"He had not gone fifty yards when the great machine stopped and a machine gun hammered out its message of sudden death. His body tumbled to a halt at the foot of the scree, a lifeless jumble of cloth and torn flesh. Some shouted orders were heard coming from the conning tower of the vehicle and the great engine revved to a more urgent tone, belching and hissing with great gouts of steam as it swung about to face us in our woefully inadequate shelter. Before we had a chance to do anything by way of a reaction there was a mighty explosion. As the great machine had pivoted to face us it has obviously driven on to one or more of our mines. The act of revving the engine to give more power had caused steam to be vented straight under the machine, directly on the mines thereby emulating the action of a train. A huge cloud of smoke and showers of debris poured from the sky all around us. As the dust settled and the strident ringing in the ears subsided we were able to view the full extent of our damage. The Land Ironclad lay on its side diagonally across the railway, its destroyed innards belching thick black smoke into the clear desert sky. Small popping noises issued from within as the small arms ammunition caught fire. We stared, stunned by the enormity of our actions."

"Cautiously we approached the destroyed engine – from curiosity as much as anything when a small hatch clanged open. We stood, rooted to the spot as a Turkish officer, clearly dying, attempted to drag his shattered body from the wreckage.

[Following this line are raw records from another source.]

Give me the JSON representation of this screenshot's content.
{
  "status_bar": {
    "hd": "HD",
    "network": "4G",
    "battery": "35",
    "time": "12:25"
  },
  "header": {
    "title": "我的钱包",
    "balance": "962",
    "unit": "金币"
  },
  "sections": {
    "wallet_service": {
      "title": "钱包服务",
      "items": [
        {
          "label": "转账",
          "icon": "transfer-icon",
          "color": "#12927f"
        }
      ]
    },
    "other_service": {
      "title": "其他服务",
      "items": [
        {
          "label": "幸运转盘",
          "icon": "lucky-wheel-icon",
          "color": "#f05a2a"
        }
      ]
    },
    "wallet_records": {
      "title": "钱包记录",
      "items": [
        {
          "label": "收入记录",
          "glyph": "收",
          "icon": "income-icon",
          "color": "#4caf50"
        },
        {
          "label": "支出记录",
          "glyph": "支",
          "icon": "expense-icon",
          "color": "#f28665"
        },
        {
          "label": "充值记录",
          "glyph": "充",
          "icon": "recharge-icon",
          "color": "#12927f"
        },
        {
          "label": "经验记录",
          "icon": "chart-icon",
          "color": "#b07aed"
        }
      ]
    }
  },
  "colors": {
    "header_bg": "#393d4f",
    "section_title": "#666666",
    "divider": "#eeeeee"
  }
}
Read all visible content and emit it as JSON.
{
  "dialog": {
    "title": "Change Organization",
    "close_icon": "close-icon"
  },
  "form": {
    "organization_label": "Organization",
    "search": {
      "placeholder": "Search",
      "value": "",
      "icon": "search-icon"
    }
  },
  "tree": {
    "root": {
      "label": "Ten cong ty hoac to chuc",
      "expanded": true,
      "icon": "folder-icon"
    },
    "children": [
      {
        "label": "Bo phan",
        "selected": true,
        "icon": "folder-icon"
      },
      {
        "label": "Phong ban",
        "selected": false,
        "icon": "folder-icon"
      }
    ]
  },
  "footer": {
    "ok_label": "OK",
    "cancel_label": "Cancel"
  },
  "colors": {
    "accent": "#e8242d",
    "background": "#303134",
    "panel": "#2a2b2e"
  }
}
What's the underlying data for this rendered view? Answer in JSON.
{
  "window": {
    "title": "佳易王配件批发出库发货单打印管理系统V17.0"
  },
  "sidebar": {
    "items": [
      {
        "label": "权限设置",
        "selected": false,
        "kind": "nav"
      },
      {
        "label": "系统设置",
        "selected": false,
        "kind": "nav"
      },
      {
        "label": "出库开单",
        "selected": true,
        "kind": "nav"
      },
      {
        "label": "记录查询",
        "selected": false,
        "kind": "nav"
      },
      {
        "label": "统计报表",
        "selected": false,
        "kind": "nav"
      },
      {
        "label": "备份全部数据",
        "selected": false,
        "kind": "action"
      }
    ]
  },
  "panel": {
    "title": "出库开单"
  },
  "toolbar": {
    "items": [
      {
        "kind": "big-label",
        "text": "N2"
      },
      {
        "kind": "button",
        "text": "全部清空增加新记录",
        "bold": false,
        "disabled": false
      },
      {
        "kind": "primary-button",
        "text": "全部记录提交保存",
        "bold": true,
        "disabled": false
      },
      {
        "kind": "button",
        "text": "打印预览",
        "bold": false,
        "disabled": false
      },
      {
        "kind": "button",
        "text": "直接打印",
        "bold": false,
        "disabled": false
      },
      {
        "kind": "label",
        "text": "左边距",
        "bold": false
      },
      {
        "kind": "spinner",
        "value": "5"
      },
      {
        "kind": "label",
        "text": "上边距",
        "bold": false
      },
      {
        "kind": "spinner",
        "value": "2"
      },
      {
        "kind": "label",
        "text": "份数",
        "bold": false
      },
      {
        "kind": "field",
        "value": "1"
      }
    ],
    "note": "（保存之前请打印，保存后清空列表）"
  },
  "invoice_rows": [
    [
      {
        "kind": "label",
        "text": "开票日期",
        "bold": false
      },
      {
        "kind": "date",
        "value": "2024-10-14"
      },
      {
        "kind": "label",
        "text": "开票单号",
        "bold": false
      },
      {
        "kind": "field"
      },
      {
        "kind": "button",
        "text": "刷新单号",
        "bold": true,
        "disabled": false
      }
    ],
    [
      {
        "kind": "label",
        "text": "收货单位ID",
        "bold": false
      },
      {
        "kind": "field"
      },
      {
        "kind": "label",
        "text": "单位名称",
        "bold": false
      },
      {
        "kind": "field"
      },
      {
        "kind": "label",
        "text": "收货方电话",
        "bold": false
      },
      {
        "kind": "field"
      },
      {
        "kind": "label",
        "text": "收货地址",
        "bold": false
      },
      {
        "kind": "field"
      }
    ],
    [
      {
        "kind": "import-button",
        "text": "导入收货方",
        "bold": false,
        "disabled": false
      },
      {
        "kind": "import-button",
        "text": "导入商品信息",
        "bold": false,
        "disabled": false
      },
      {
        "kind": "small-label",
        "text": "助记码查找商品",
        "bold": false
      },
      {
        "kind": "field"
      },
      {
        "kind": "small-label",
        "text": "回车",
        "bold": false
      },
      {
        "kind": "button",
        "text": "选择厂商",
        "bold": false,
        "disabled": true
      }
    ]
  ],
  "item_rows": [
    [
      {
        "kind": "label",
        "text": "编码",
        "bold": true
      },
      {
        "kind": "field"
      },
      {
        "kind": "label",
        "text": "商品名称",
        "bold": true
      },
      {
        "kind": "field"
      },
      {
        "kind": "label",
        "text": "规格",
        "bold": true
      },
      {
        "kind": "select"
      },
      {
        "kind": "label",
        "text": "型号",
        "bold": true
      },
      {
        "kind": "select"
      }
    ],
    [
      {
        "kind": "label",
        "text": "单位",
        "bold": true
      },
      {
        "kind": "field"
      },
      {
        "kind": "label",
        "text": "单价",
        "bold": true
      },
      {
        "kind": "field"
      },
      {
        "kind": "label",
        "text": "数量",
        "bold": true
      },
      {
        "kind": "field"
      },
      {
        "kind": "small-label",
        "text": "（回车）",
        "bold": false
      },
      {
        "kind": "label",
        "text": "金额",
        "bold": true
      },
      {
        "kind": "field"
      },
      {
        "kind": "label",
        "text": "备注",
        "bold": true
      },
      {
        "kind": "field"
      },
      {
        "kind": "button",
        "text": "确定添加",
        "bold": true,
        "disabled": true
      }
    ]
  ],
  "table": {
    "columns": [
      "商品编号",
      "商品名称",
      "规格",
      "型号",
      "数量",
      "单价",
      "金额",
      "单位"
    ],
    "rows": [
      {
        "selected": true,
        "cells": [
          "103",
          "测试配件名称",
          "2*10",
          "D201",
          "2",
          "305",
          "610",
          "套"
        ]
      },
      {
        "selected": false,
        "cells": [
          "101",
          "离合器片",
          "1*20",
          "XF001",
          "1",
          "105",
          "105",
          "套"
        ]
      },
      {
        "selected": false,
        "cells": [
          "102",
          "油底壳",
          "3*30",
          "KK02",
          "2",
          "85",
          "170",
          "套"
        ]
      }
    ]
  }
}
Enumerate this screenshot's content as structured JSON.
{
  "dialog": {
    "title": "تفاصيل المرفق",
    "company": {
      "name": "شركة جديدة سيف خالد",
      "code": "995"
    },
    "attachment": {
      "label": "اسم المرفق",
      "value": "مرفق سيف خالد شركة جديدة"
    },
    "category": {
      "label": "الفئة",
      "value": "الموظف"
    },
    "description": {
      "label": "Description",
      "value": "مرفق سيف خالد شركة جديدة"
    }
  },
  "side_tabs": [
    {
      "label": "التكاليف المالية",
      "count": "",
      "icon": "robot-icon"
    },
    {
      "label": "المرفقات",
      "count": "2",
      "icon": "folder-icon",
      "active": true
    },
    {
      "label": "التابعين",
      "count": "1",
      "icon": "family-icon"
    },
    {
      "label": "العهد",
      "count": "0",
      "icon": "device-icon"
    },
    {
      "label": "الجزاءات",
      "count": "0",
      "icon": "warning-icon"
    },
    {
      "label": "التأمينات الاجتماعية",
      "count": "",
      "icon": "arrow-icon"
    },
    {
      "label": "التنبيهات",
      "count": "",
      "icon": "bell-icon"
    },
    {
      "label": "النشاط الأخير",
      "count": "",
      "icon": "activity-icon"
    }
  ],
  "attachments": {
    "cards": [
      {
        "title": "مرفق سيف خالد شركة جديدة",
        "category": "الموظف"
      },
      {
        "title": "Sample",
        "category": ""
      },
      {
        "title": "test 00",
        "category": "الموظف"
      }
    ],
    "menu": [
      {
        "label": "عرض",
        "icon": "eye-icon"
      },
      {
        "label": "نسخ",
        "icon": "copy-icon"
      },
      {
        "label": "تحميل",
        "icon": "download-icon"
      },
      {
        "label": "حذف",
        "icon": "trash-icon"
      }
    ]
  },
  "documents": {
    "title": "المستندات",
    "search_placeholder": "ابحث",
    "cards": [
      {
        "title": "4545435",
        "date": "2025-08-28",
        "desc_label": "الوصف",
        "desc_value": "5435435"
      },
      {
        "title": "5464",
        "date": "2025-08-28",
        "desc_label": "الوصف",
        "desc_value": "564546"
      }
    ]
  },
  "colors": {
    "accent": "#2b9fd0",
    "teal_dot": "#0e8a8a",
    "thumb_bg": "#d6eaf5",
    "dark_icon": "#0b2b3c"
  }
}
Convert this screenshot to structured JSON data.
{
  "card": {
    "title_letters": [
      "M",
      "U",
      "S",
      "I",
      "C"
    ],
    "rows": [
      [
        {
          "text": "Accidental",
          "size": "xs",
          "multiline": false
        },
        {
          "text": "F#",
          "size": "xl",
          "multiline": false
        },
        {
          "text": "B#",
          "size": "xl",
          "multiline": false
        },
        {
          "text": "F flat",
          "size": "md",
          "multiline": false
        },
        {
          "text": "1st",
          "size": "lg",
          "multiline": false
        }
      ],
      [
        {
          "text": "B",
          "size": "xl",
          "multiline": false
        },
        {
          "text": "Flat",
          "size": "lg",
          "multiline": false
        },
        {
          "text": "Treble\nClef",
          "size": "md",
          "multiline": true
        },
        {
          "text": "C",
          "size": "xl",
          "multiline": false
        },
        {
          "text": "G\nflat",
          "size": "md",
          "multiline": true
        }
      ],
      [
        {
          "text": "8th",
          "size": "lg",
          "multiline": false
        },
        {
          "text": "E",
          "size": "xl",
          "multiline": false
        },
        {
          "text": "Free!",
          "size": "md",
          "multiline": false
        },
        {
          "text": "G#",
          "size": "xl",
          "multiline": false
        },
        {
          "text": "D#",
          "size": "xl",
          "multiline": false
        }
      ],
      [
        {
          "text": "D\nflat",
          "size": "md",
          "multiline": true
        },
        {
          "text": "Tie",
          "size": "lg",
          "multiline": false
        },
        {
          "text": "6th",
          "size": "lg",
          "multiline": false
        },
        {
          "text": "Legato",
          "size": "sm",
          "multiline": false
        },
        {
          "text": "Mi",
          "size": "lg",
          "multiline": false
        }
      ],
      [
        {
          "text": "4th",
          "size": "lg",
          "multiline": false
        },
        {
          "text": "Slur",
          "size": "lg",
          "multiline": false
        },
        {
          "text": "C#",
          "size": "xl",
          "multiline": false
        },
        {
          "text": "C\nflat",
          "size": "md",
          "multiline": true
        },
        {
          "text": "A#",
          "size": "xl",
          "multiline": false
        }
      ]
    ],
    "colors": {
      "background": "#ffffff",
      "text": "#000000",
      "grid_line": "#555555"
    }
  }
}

The spell broken by his movement, Ali shot him twice and he fell dead, slumped over the hatch. Smiling, Ali walked over to the dead Turkish officer and took his pistol from his hand and his fire scorched fez. Our own man was still alive but was clearly fading fast. His body was torn by the impact of many bullets and his skin was grazed and bleeding. We stood around him and, as if by our collective willpower we could save his life we helplessly watched him pass. Hamed broke the silence "It was his time, we will take his price." We gathered our belongings and after burying our recently departed brother made ready to depart."

"We were twenty three and now twenty two. Our number was reduced by the merest whole denomination. The reassuring creak of the camels saddles assuaged our anguish as we headed away. The pulse of life throbbed inexorably on and the indifferent heavens mocked our grief over such a mean and petty affair; unworthy of notice or recognition…..……."

Our readers must bear in mind that this report has been compiled in conjunction with the War Cabinet and the strictures observed therein. As part of this agreement we are unable to furnish the name of the officer in question although informed sources have hinted that a possible decoration may be awarded.

THIS IS BUT A SMALL PART OF THE TRAGEDY OCCURING DAILY WITHIN THE ARABIAN PENINSULA; A STORY OF THE FEW ATTEMPTING TO TACKLE THE MANY WITH THE AID OF OUR GALLANT OFFICERS.

TO OUR ARABIAN ALLIES – DO NOT DESPAIR, HER MAJESTIES FORCES ARE MAKING READY TO PROVIDE SUCCOUR AND COMFORT AND YOUR SUFFERING WILL BE SOON BE ALLEVIATED.

No comments:

An exploration of debauchery, vice and other reasons to be a man!

An exploration of debauchery, vice and other reasons to be a man!